Data extracted from a collection
····················
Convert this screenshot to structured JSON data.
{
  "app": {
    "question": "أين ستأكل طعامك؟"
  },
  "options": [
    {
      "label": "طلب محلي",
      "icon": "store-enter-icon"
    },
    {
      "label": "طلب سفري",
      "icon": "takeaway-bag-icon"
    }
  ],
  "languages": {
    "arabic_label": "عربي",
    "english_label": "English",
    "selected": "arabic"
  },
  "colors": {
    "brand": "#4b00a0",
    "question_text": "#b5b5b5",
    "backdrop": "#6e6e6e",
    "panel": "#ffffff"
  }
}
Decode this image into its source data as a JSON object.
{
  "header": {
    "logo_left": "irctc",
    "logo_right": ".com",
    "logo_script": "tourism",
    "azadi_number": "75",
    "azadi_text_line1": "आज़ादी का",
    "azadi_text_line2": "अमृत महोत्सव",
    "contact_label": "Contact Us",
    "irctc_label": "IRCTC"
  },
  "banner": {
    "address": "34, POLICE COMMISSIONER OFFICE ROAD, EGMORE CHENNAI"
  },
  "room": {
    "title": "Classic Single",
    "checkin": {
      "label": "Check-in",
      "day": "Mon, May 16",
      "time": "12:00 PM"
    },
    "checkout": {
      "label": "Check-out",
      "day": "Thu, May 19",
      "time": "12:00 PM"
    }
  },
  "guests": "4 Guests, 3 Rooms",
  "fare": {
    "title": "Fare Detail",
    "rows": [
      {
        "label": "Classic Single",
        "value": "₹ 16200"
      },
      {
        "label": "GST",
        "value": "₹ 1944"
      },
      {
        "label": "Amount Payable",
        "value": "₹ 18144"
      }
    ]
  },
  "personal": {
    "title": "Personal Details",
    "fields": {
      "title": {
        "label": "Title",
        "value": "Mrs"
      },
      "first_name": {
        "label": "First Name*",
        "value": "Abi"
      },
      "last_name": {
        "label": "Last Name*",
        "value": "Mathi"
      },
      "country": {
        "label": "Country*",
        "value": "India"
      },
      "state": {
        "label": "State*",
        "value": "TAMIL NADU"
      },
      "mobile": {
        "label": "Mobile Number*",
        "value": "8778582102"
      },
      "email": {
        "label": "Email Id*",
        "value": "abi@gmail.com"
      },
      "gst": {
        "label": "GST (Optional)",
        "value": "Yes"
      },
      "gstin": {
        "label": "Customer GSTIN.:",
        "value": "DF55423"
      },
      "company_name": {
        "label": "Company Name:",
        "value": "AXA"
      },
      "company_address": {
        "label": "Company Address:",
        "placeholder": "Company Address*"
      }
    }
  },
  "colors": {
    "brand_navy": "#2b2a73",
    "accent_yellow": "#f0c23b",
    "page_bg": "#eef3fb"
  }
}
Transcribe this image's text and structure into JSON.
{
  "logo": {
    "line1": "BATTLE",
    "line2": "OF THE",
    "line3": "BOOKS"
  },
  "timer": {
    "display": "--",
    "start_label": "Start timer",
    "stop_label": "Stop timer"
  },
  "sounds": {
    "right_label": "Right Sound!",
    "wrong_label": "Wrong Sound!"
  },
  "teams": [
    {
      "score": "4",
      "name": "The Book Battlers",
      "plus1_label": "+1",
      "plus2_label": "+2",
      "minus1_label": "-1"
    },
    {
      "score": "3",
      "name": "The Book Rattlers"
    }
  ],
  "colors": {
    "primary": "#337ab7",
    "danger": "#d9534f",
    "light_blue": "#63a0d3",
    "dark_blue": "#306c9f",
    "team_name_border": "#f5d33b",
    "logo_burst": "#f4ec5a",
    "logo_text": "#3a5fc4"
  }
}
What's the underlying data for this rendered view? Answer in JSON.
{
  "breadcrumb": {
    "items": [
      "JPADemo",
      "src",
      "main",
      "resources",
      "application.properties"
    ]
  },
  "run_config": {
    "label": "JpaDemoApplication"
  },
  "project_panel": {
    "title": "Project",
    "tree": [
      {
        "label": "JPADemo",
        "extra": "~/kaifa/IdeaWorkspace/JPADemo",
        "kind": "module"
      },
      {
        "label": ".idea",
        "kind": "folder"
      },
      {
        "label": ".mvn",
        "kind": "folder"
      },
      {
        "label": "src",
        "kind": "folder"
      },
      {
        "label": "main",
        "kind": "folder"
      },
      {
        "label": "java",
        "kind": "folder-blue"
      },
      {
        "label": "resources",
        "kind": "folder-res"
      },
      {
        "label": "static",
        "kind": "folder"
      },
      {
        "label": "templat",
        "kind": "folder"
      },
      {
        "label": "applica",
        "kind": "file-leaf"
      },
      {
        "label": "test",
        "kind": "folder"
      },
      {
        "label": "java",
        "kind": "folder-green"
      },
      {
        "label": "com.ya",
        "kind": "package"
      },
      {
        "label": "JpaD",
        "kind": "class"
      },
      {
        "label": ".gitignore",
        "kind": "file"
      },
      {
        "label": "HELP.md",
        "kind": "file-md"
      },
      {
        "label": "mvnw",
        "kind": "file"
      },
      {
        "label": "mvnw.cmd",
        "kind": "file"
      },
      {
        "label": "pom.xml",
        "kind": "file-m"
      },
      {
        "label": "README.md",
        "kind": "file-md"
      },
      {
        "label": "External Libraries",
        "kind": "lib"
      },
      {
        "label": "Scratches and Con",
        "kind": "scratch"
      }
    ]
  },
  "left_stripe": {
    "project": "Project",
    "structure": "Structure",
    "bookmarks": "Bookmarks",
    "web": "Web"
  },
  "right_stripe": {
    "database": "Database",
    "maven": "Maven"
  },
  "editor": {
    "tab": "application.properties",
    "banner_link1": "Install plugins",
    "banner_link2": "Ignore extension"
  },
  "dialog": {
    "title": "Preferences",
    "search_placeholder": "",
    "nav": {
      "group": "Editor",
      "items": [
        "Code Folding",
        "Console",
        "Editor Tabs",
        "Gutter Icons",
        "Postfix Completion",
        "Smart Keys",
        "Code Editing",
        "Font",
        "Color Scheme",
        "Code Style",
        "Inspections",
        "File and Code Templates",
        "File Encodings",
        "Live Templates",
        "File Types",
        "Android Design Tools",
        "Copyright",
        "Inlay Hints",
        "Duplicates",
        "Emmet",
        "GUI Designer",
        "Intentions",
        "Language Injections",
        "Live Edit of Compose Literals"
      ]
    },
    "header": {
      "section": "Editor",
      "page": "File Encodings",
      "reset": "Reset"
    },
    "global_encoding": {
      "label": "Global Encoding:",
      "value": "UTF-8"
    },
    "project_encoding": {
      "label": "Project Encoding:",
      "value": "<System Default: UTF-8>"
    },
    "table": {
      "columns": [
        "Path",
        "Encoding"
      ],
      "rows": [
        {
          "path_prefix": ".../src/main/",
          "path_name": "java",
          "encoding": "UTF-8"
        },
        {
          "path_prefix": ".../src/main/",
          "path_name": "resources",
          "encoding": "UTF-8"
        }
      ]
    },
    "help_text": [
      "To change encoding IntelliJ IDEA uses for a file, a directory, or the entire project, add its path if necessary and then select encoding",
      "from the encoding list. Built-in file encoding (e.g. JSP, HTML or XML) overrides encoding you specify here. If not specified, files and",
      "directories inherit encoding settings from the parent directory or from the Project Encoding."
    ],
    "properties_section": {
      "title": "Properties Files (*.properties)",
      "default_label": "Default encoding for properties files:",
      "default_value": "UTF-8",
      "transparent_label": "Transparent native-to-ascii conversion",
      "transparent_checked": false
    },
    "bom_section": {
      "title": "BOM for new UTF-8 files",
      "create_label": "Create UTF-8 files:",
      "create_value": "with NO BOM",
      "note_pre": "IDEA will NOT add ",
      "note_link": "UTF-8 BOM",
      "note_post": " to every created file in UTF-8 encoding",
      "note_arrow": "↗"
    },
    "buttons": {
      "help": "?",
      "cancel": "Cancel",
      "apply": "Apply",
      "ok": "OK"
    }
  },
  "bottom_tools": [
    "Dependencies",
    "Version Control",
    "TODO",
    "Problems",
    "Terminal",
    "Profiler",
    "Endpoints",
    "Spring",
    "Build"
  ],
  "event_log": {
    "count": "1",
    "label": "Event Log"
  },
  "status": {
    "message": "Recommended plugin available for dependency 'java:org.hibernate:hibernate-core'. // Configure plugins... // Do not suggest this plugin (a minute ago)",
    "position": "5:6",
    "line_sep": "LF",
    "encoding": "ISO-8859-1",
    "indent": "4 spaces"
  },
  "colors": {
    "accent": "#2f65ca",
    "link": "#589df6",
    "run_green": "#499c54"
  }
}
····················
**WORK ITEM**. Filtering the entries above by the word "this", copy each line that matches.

**EXERCISE RESPONSE**.
Convert this screenshot to structured JSON data.
Decode this image into its source data as a JSON object.
Transcribe this image's text and structure into JSON.
What's the underlying data for this rendered view? Answer in JSON.
    "message": "Recommended plugin available for dependency 'java:org.hibernate:hibernate-core'. // Configure plugins... // Do not suggest this plugin (a minute ago)",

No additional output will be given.